[Records from a data source]
━━━━━━
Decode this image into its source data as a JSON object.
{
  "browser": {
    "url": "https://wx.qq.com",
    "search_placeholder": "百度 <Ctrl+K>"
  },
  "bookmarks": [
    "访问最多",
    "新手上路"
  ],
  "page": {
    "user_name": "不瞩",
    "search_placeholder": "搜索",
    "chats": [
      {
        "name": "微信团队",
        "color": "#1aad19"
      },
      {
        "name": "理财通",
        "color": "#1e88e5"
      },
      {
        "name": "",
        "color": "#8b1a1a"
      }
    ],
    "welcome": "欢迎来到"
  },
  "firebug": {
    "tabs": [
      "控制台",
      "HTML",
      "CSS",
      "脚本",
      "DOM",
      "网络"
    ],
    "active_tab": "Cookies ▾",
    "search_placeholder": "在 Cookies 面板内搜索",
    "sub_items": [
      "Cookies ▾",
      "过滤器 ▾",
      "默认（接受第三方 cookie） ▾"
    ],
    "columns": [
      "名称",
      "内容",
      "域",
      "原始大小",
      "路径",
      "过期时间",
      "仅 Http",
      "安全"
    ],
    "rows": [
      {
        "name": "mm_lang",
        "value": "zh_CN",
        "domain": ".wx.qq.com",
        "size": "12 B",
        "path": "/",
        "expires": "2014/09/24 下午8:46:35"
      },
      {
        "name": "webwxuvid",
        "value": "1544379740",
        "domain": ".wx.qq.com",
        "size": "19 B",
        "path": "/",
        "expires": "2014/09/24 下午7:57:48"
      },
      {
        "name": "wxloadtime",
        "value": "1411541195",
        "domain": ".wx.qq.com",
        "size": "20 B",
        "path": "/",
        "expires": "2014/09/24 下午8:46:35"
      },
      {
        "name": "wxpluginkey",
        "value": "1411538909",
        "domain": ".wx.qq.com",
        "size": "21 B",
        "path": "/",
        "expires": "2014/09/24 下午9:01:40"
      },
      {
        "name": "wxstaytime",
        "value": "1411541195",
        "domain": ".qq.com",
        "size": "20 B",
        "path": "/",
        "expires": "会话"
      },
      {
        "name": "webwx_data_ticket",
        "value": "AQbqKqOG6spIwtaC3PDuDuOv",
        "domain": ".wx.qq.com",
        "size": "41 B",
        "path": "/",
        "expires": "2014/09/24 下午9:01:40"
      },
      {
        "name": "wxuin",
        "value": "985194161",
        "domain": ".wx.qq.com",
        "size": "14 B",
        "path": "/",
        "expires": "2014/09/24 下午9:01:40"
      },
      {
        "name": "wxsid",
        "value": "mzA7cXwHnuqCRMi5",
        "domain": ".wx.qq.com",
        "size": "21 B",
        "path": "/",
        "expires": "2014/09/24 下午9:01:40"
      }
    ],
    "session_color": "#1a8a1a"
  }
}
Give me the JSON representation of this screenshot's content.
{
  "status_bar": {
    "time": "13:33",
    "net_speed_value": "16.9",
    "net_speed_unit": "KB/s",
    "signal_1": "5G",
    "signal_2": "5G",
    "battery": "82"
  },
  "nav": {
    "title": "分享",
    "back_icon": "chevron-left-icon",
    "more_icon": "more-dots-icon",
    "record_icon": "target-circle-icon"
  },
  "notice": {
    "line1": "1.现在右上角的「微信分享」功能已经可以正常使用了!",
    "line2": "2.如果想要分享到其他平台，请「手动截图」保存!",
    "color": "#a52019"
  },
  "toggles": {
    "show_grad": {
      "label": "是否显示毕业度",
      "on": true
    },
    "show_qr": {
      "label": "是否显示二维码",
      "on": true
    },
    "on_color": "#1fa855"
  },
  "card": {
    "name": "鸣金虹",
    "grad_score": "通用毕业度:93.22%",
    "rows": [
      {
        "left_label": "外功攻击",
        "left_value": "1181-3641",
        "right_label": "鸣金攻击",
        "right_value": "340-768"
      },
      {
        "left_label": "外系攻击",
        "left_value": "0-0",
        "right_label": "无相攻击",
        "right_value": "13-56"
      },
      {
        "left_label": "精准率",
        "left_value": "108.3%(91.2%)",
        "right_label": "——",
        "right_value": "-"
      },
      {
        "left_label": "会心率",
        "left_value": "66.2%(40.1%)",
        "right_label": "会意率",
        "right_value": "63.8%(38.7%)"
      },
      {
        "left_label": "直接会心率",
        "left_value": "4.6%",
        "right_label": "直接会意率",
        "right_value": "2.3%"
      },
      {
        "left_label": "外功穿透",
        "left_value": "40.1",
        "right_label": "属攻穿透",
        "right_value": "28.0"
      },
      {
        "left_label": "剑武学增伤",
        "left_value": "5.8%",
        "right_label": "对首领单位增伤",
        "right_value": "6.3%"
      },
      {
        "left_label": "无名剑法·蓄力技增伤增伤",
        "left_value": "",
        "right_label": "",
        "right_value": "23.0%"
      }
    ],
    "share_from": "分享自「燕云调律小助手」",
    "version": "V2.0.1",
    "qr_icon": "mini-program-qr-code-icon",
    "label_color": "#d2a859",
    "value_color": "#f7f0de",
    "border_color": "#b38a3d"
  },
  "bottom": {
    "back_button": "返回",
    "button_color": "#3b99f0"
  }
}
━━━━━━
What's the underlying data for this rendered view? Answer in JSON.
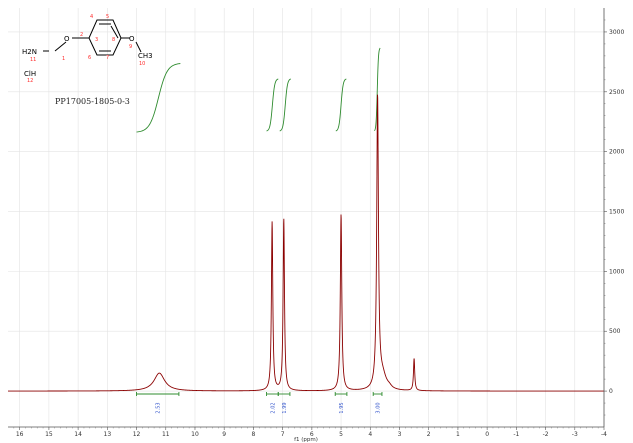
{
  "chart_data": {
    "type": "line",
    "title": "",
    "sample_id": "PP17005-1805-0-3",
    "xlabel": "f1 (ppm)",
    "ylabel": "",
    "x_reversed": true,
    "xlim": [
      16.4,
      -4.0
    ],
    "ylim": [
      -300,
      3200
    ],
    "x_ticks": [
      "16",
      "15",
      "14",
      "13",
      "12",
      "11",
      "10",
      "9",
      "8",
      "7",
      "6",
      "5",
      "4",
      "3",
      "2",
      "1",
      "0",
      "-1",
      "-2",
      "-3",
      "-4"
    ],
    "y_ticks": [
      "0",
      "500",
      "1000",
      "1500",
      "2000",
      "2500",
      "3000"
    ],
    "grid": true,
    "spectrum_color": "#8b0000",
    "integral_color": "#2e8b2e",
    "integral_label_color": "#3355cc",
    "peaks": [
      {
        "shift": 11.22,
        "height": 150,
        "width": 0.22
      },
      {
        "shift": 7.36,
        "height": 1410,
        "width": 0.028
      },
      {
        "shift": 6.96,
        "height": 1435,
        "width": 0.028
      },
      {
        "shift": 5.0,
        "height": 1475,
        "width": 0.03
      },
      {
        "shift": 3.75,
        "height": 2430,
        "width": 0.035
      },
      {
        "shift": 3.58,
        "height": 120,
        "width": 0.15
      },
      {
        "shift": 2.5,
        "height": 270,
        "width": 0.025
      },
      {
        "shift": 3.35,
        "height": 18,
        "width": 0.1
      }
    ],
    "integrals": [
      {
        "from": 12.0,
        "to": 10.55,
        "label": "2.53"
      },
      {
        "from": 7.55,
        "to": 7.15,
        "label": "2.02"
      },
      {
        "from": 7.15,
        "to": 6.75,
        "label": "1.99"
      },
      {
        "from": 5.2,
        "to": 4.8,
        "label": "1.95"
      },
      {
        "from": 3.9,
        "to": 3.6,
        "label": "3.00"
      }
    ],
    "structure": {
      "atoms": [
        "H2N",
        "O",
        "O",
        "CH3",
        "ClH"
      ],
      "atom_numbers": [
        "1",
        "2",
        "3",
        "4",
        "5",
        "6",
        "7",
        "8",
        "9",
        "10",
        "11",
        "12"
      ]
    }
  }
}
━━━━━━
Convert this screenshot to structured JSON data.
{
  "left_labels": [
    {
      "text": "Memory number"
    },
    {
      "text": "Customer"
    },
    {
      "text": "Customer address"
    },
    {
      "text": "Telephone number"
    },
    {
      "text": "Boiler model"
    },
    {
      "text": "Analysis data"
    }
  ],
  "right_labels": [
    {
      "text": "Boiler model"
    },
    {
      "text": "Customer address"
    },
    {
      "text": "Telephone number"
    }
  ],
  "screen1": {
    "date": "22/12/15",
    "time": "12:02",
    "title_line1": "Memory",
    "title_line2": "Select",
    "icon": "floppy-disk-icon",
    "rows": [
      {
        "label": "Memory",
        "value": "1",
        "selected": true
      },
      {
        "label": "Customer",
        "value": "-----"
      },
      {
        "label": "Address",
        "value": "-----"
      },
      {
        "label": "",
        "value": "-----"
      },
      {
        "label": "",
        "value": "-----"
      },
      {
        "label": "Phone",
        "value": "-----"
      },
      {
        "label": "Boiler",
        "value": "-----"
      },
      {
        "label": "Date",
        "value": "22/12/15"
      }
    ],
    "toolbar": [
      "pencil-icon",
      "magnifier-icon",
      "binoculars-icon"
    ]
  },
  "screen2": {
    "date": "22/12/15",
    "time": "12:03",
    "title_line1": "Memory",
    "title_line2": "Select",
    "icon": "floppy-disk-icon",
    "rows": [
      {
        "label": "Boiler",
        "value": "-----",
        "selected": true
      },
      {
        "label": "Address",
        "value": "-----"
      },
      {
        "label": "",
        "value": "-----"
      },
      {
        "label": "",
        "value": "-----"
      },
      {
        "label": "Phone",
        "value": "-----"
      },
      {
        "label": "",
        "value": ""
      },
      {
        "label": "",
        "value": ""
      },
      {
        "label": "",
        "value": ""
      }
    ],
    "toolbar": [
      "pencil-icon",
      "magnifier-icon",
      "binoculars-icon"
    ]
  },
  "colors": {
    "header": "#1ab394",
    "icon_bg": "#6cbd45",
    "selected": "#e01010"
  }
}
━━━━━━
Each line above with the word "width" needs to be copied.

        "width": 0.22
        "width": 0.028
        "width": 0.028
        "width": 0.03
        "width": 0.035
        "width": 0.15
        "width": 0.025
        "width": 0.1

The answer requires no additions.